Morse Watchmans key management systems feature software that enables the user to set up all these and many other types of custom reports, which can run and be delivered automatically to management on a regular basis. The robust reporting system will also greatly assist the casino in tracking and improving processes, assure employee honesty and minimize security risks. Auditors can be given access only to print reports, without access to key sets.

Additionally, robust SMS text messaging and emailing allows for the key set user or select management to automatically receive alerts when specified key sets are removed and/or returned, along with select alarm notifications.

Key management systems in a casino environment can also be set up with customized rules to meet the three-man regulation for sensitive or restricted key sets—usually a drop team member, cage cashier, and security officer. The system can be configured to recognize these sets of keys, and only allow access to them if the three required logins are completed. Additionally, notifications can be set up to alert security personnel via text and email if these keys are being requested, to keep management apprised of when certain keys have been removed or replaced.

Your Casino’s Fleet: Why You Need a Fleet Management System

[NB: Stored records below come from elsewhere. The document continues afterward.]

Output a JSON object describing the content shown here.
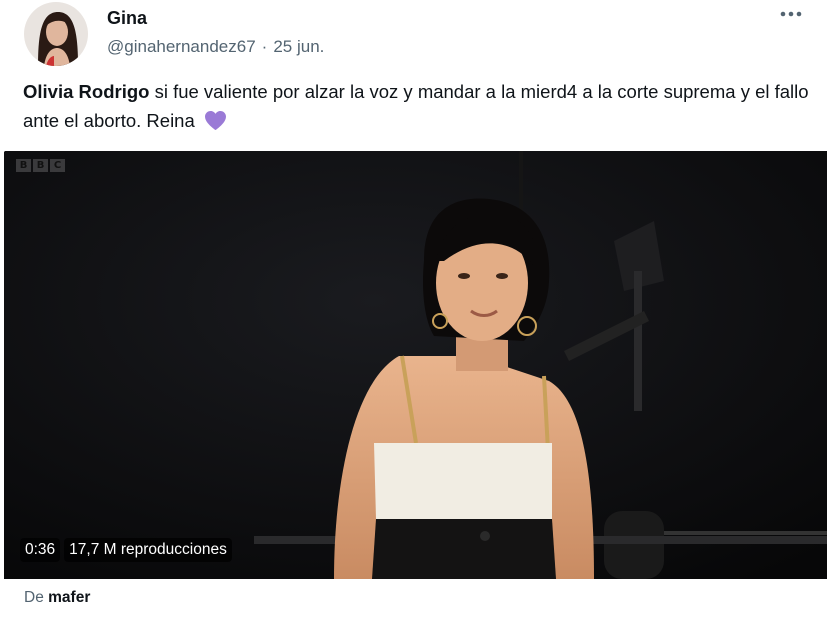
{
  "tweet": {
    "display_name": "Gina",
    "handle": "@ginahernandez67",
    "separator": "·",
    "date": "25 jun.",
    "mention": "Olivia Rodrigo",
    "body_text": " si fue valiente por alzar la voz y mandar a la mierd4 a la corte suprema y el fallo ante el aborto. Reina",
    "emoji": "purple-heart",
    "more_icon": "more-horizontal-icon"
  },
  "media": {
    "watermark": "BBC",
    "watermark_letters": [
      "B",
      "B",
      "C"
    ],
    "duration": "0:36",
    "views": "17,7 M reproducciones"
  },
  "source": {
    "prefix": "De",
    "name": "mafer"
  },
  "colors": {
    "text_primary": "#0f1419",
    "text_secondary": "#536471",
    "heart": "#9a7ad6",
    "video_bg": "#0b0b0c"
  }
}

Many casinos and gaming facilities have a fleet of vehicles that are used to transport guests and high-profile VIPs to other areas of the property, to guest rooms, to the airport, and other locations. VIPs and guests often rely on this transportation, and view it as part of their overall experience at the casino or gaming facility.

Therefore, casinos need to ensure that all casino vehicles are managed, tracked and maintained. The biggest obstacle to that challenge is often the sheer number of vehicles to manage.

Morse Watchmans KeyWatcher Fleet provides all the tools you need to schedule and track service status for your entire fleet.

For example, using a fleet management system such as KeyWatcher Fleet allows you to set automatic service triggers guarantees that any vehicle will be flagged for service when the time comes. Once the vehicle is taken offline, service techs can be notified that a vehicle requires attention.

Sometimes a problem will arise while a driver is using a vehicle. When this happens, it is imperative that the problem be reported upon return. Use your fleet management system to make this process easy and convenient for drivers, and you will ensure that problems never linger or worsen.

Even more, a fleet management system will allow you to rotate vehicles in and out of service, using a variety of criteria, including lowest mileage; first in, first out; most fuel/charge; priority; and more.

A key management system that is purpose-built and designed for fleet management, such as Morse Watchmans KeyWatcher Fleet, will give your drivers an easy way to request and return keys while also delivering functionality to optimize fleet utilization.